The death of popular British fashion designer and style icon Vivienne Westwood has been announced to the dismay of score of fashion buffs and enthusiasts from around the globe.
Vivienne passed away at the age of 81, peacefully, surrounded by her family, at her home in London on Thursday, according to an official statement from her eponymous company.
The death of the designer considered to be one of the original architects of the punk fashion look was announced on the Instagram page of her fashion brand.
“Vivienne continued to do the things she loved, up until the last moment, designing, working on her art, writing her book and changing the world for the better. She led an amazing life. Her innovation and impact over the last 60 years has been immense and will continue into the future,” continued the post.
As a parting shot we highlight nine things you may not know about the late British fashion designer and style icon.
1.) Vivienne Isabel Swire was born April 8, 1941, in Cheshire, England.
2.) Her father, Gordon, was a grocer and then a storekeeper in an aircraft factory, and her mother, Dora, worked in cotton mills.
3.) She married Derek Westwood, a home appliance exec, in 1962 and had a son, Benjamin, but they divorced three years later.
4.) She met McLaren and they had a son, Joseph, in 1967. Four years later, McLaren opened a shop, Let It Rock (at the location that would become SEX), and Westwood designed clothes to fill it.
5.)Together, they eventually launched a series of fashion collections before Westwood went out on her own in the mid-1980s.
6.) Her signature aesthetic evolved, mixing reappropriated tartan patterns with safety pins, tulle and corsets in looks that parodied the British upper class.
7.) Westwood’s “Queen of Punk” status was cemented in the 1980s as she created some of her most iconic designs.
8.) Often edgy interpretations of pieces rooted in romantic or historical origins, her modernity was exhibited in collections inspired by everything from swashbucklers.

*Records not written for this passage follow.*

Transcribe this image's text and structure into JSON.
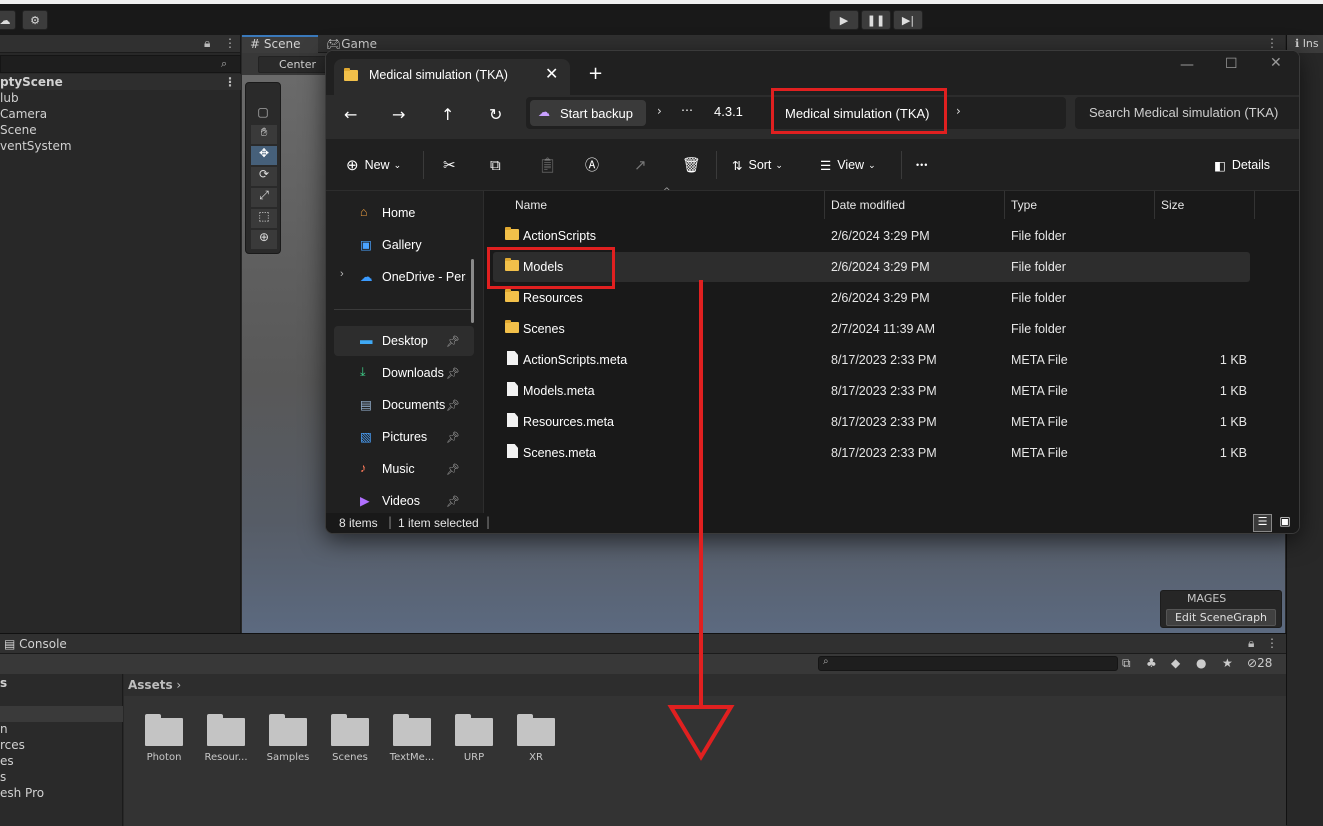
{
  "unity": {
    "hierarchy": {
      "scene_name": "ptyScene",
      "items": [
        "lub",
        "Camera",
        "Scene",
        "ventSystem"
      ]
    },
    "scene_tabs": {
      "scene": "Scene",
      "game": "Game"
    },
    "pivot_label": "Center",
    "inspector_tab": "Ins",
    "console_tab": "Console",
    "project": {
      "breadcrumb": "Assets",
      "left_items": [
        "s",
        "",
        "n",
        "rces",
        "es",
        "s",
        "esh Pro"
      ],
      "folders": [
        "Photon",
        "Resour...",
        "Samples",
        "Scenes",
        "TextMe...",
        "URP",
        "XR"
      ],
      "hidden_count": "28"
    },
    "mages": {
      "title": "MAGES",
      "button": "Edit SceneGraph"
    }
  },
  "explorer": {
    "tab_title": "Medical simulation (TKA)",
    "breadcrumb": [
      "Start backup",
      "⋯",
      "4.3.1",
      "Medical simulation (TKA)"
    ],
    "search_placeholder": "Search Medical simulation (TKA)",
    "commands": {
      "new": "New",
      "sort": "Sort",
      "view": "View",
      "more": "•••",
      "details": "Details"
    },
    "nav": [
      {
        "label": "Home",
        "icon": "home-icon",
        "pinned": false
      },
      {
        "label": "Gallery",
        "icon": "gallery-icon",
        "pinned": false
      },
      {
        "label": "OneDrive - Pers",
        "icon": "onedrive-icon",
        "pinned": false
      },
      {
        "label": "Desktop",
        "icon": "desktop-icon",
        "pinned": true
      },
      {
        "label": "Downloads",
        "icon": "download-icon",
        "pinned": true
      },
      {
        "label": "Documents",
        "icon": "documents-icon",
        "pinned": true
      },
      {
        "label": "Pictures",
        "icon": "pictures-icon",
        "pinned": true
      },
      {
        "label": "Music",
        "icon": "music-icon",
        "pinned": true
      },
      {
        "label": "Videos",
        "icon": "videos-icon",
        "pinned": true
      }
    ],
    "columns": {
      "name": "Name",
      "date": "Date modified",
      "type": "Type",
      "size": "Size"
    },
    "files": [
      {
        "name": "ActionScripts",
        "date": "2/6/2024 3:29 PM",
        "type": "File folder",
        "size": "",
        "kind": "folder"
      },
      {
        "name": "Models",
        "date": "2/6/2024 3:29 PM",
        "type": "File folder",
        "size": "",
        "kind": "folder"
      },
      {
        "name": "Resources",
        "date": "2/6/2024 3:29 PM",
        "type": "File folder",
        "size": "",
        "kind": "folder"
      },
      {
        "name": "Scenes",
        "date": "2/7/2024 11:39 AM",
        "type": "File folder",
        "size": "",
        "kind": "folder"
      },
      {
        "name": "ActionScripts.meta",
        "date": "8/17/2023 2:33 PM",
        "type": "META File",
        "size": "1 KB",
        "kind": "file"
      },
      {
        "name": "Models.meta",
        "date": "8/17/2023 2:33 PM",
        "type": "META File",
        "size": "1 KB",
        "kind": "file"
      },
      {
        "name": "Resources.meta",
        "date": "8/17/2023 2:33 PM",
        "type": "META File",
        "size": "1 KB",
        "kind": "file"
      },
      {
        "name": "Scenes.meta",
        "date": "8/17/2023 2:33 PM",
        "type": "META File",
        "size": "1 KB",
        "kind": "file"
      }
    ],
    "status": {
      "count": "8 items",
      "selected": "1 item selected"
    }
  },
  "colors": {
    "annotation": "#e02020",
    "folder": "#f2c04a"
  }
}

9.) The inspiration of the 1981 “Pirate” collection she shared with McLaren, to 19th-century crinolines, interpreted as a miniskirt (dubbed “Mini-Crini”) in a 1985 collection, as well as her legendary corset treatments.